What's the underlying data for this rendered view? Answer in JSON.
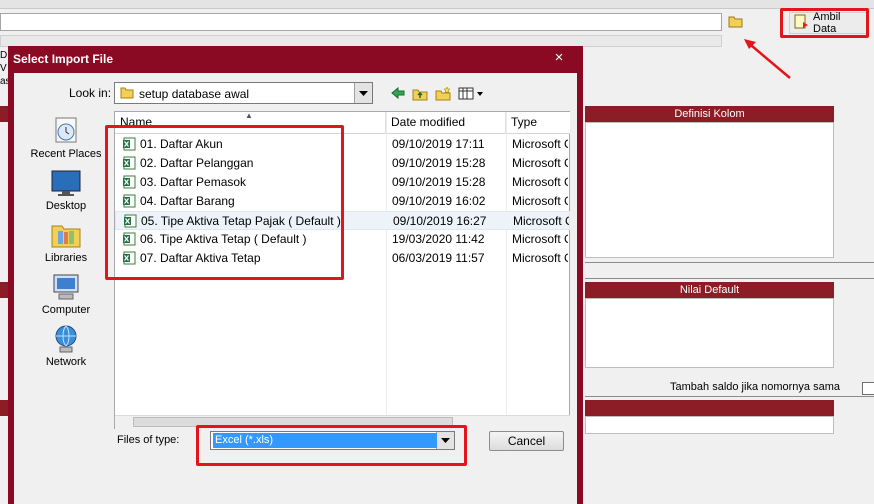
{
  "background": {
    "ambil_data_label": "Ambil Data",
    "left_fragments": [
      "D",
      "V",
      "as"
    ],
    "panel_definisi": "Definisi Kolom",
    "panel_nilai_default": "Nilai Default",
    "checkbox_label": "Tambah saldo jika nomornya sama"
  },
  "dialog": {
    "title": "Select Import File",
    "close_glyph": "×",
    "look_in_label": "Look in:",
    "look_in_value": "setup database awal",
    "places": [
      "Recent Places",
      "Desktop",
      "Libraries",
      "Computer",
      "Network"
    ],
    "columns": [
      "Name",
      "Date modified",
      "Type"
    ],
    "files": [
      {
        "name": "01. Daftar Akun",
        "date": "09/10/2019 17:11",
        "type": "Microsoft C"
      },
      {
        "name": "02. Daftar Pelanggan",
        "date": "09/10/2019 15:28",
        "type": "Microsoft C"
      },
      {
        "name": "03. Daftar Pemasok",
        "date": "09/10/2019 15:28",
        "type": "Microsoft C"
      },
      {
        "name": "04. Daftar Barang",
        "date": "09/10/2019 16:02",
        "type": "Microsoft C"
      },
      {
        "name": "05. Tipe Aktiva Tetap Pajak ( Default )",
        "date": "09/10/2019 16:27",
        "type": "Microsoft C"
      },
      {
        "name": "06. Tipe Aktiva Tetap ( Default )",
        "date": "19/03/2020 11:42",
        "type": "Microsoft C"
      },
      {
        "name": "07. Daftar Aktiva Tetap",
        "date": "06/03/2019 11:57",
        "type": "Microsoft C"
      }
    ],
    "files_of_type_label": "Files of type:",
    "files_of_type_value": "Excel (*.xls)",
    "cancel_label": "Cancel"
  },
  "colors": {
    "dialog_frame": "#8b0a23",
    "panel_header": "#8c1d27",
    "selection": "#3399ff",
    "annotation": "#e3141b"
  }
}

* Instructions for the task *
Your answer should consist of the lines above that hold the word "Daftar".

* Result of this task *
        "name": "01. Daftar Akun",
        "name": "02. Daftar Pelanggan",
        "name": "03. Daftar Pemasok",
        "name": "04. Daftar Barang",
        "name": "07. Daftar Aktiva Tetap",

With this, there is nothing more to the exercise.